— Grey (@spacemnkymafia) October 25, 2012
Imagine you went into a coma in March, woke up today and saw Tim Lincecum warming up to relieve Barry Zito in Game 1 of the World Series.
— Adam Kilgore (@AdamKilgoreWP) October 25, 2012
Valverde fixed his mechanical flaw. He now uses belt sander in much safer fashion.
— Bob Timmermann(@bobtimmermann) October 25, 2012
Could be worse. The Cardinals would be up 13-1 and Andy Dirks would be missing
— Matt Sussman (@suss2hyphens) October 25, 2012
Barry Zito hitting his locations, and dare I say, showing command, is kind of pretty to see. Oddly enough, it was the opposite of what Justin Verlander was doing, leaving his fastballs up in the zone.
I wonder how Delmon Young feels after seeing Gregor Blanco make a diving catch in left field to end the top of the third, and again in the top of the sixth.

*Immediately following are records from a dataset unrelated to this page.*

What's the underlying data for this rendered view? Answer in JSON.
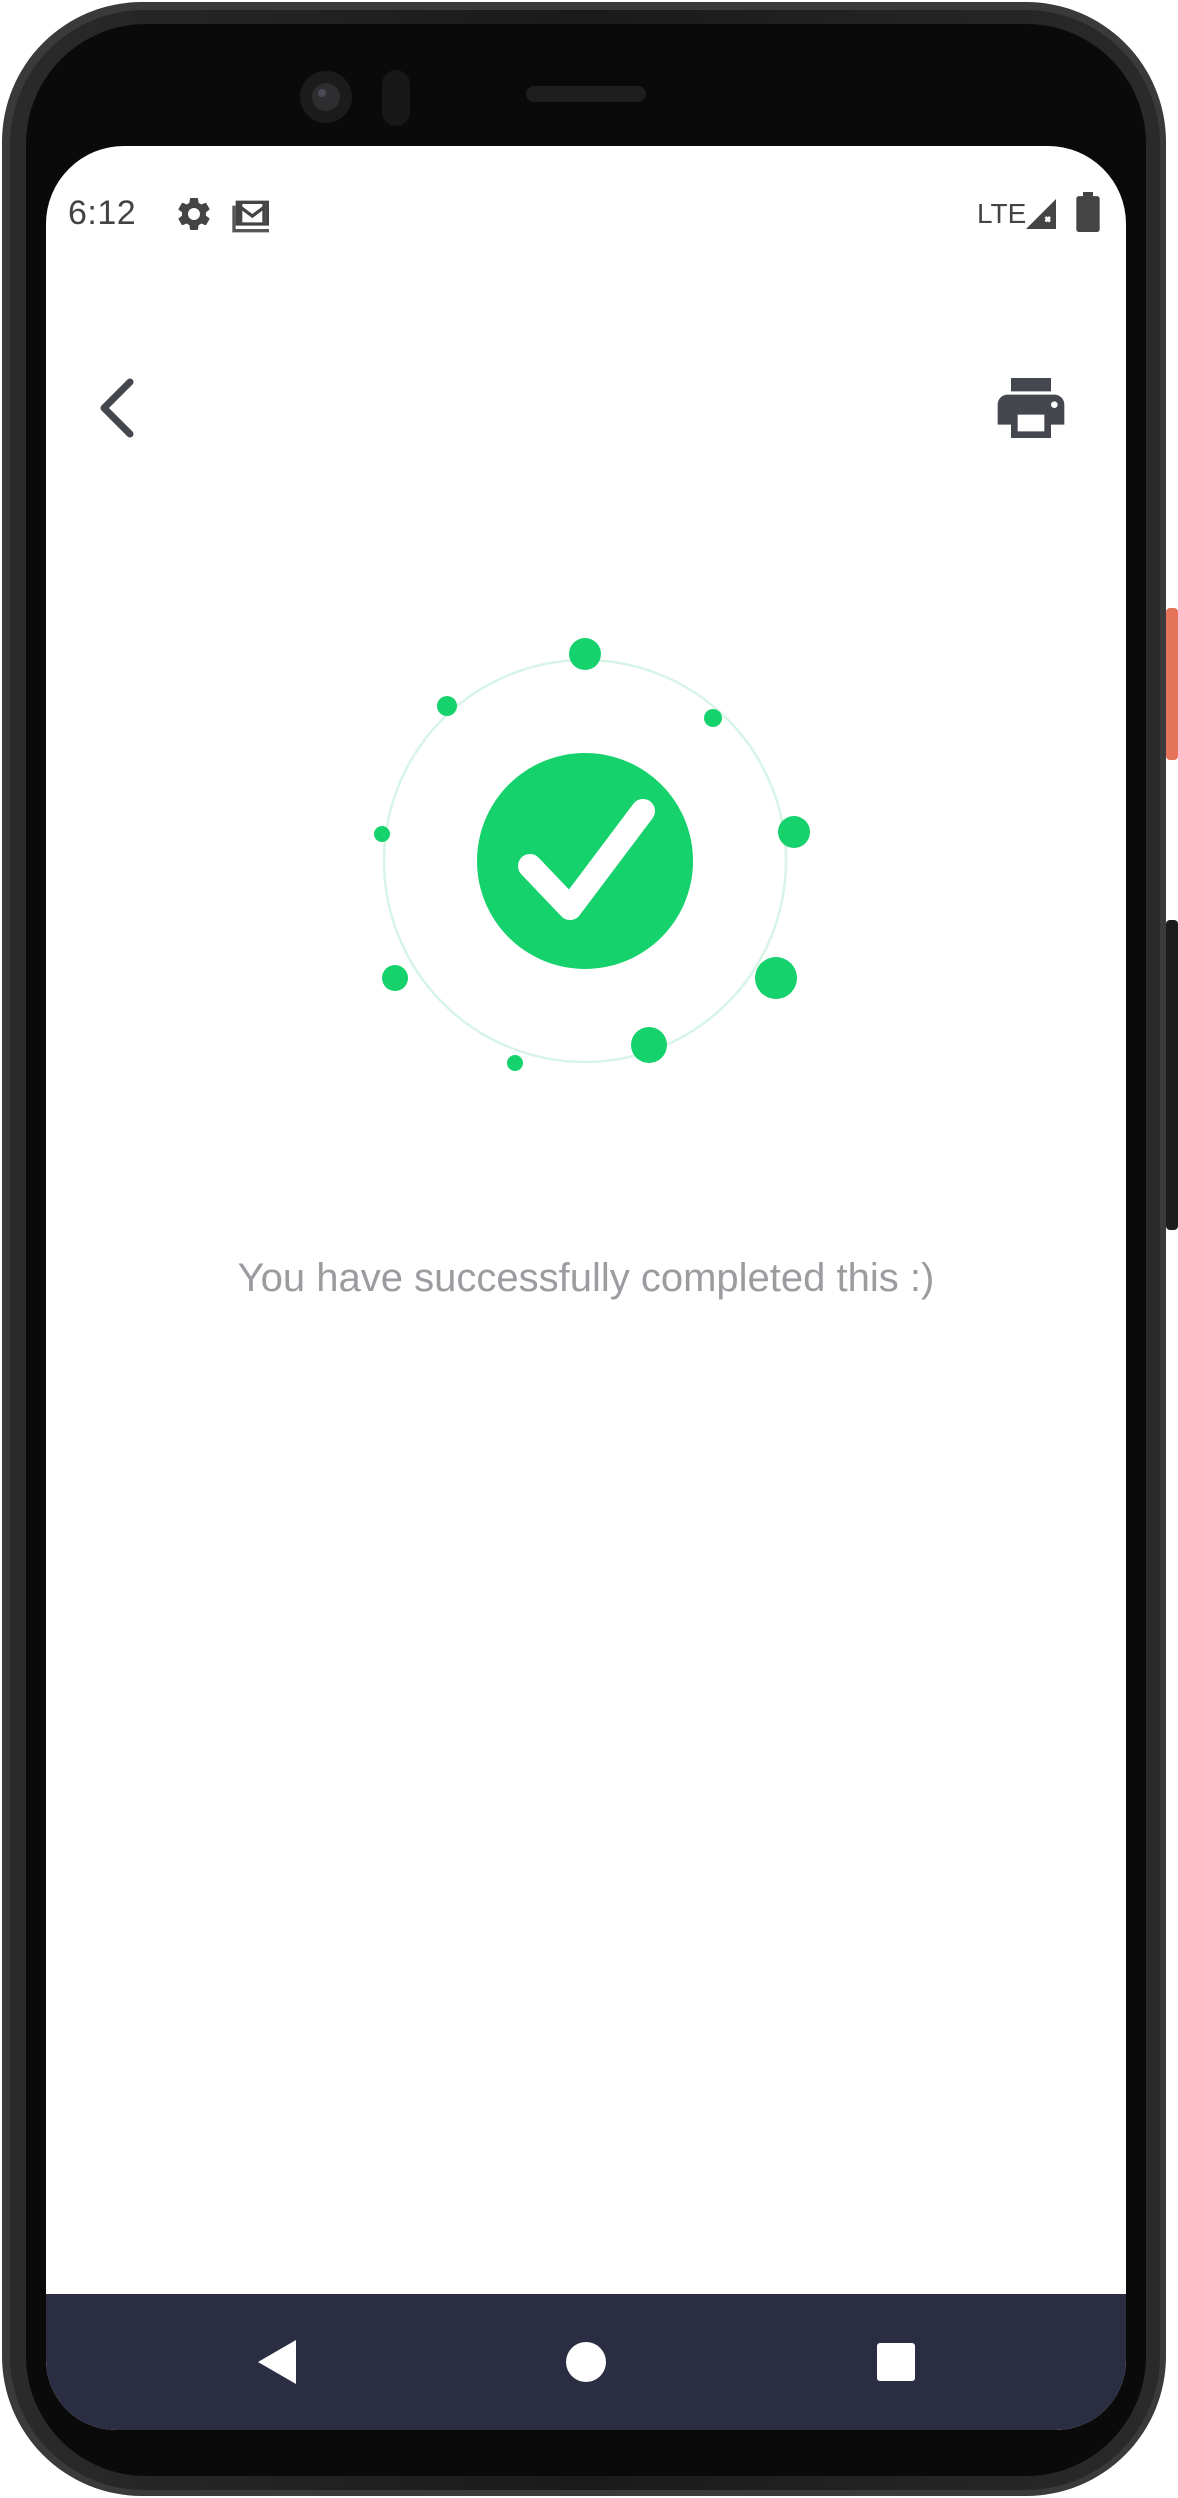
{
  "status_bar": {
    "time": "6:12",
    "network": "LTE",
    "icons": [
      "gear-icon",
      "gmail-icon",
      "signal-icon",
      "battery-icon"
    ]
  },
  "app_bar": {
    "back_icon": "chevron-left-icon",
    "print_icon": "printer-icon"
  },
  "success": {
    "message": "You have successfully completed this :)",
    "icon": "check-icon",
    "accent_color": "#16d26c",
    "ring_color": "#d7f5e6"
  },
  "nav_bar": {
    "background": "#2b2d42",
    "buttons": [
      "nav-back-icon",
      "nav-home-icon",
      "nav-recents-icon"
    ]
  },
  "colors": {
    "text_secondary": "#9a9ca0",
    "icon_dark": "#45474f",
    "device_frame": "#111111"
  }
}
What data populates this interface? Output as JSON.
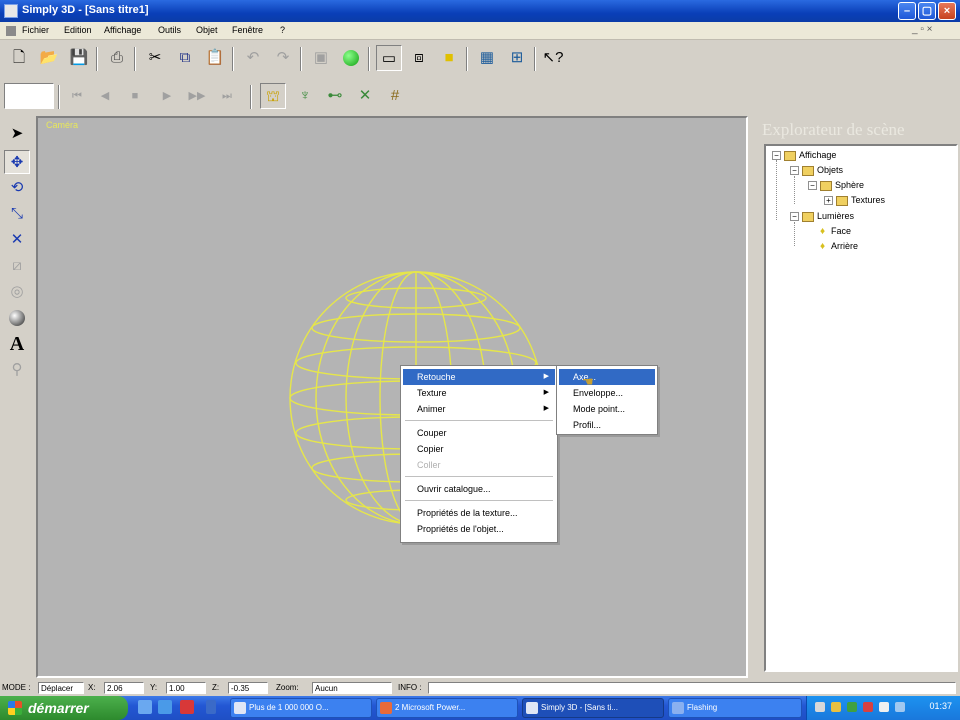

Certainly there was a good amount of luck involved in Angel Pagan “fisting” the ball of the bag in the third inning, but don’t forget that he stayed alive through a nine-pitch at-bat in order to make it happen.
In the top of the fourth there was a strange double play in which Delmon Young dribbled one in front of the plate, Buster Posey popped right up, got to the ball before it rolled foul, tagged Young and then threw out Prince Fielder who was heading into second base. It was brilliant in the truest sense of the word.
It was pretty much the opposite of Delmon Young’s defected paper airplane throw in the bottom of the fourth inning.
I don’t think very highly of Jose Valverde, but seeing him cry in the dugout after yet another disastrous outing – in mop up duty – was pretty heart rending.
As sad as it was to see Valverde falter, the opposite emotions were elicited by Tim Lincecum’s two and a third innings in which the former Cy Young Award winner attained some of his former glory, striking out five of the seven batters he faced.
Thanks to Sara (without an H) for some of the GIFs from Wednesday night’s game.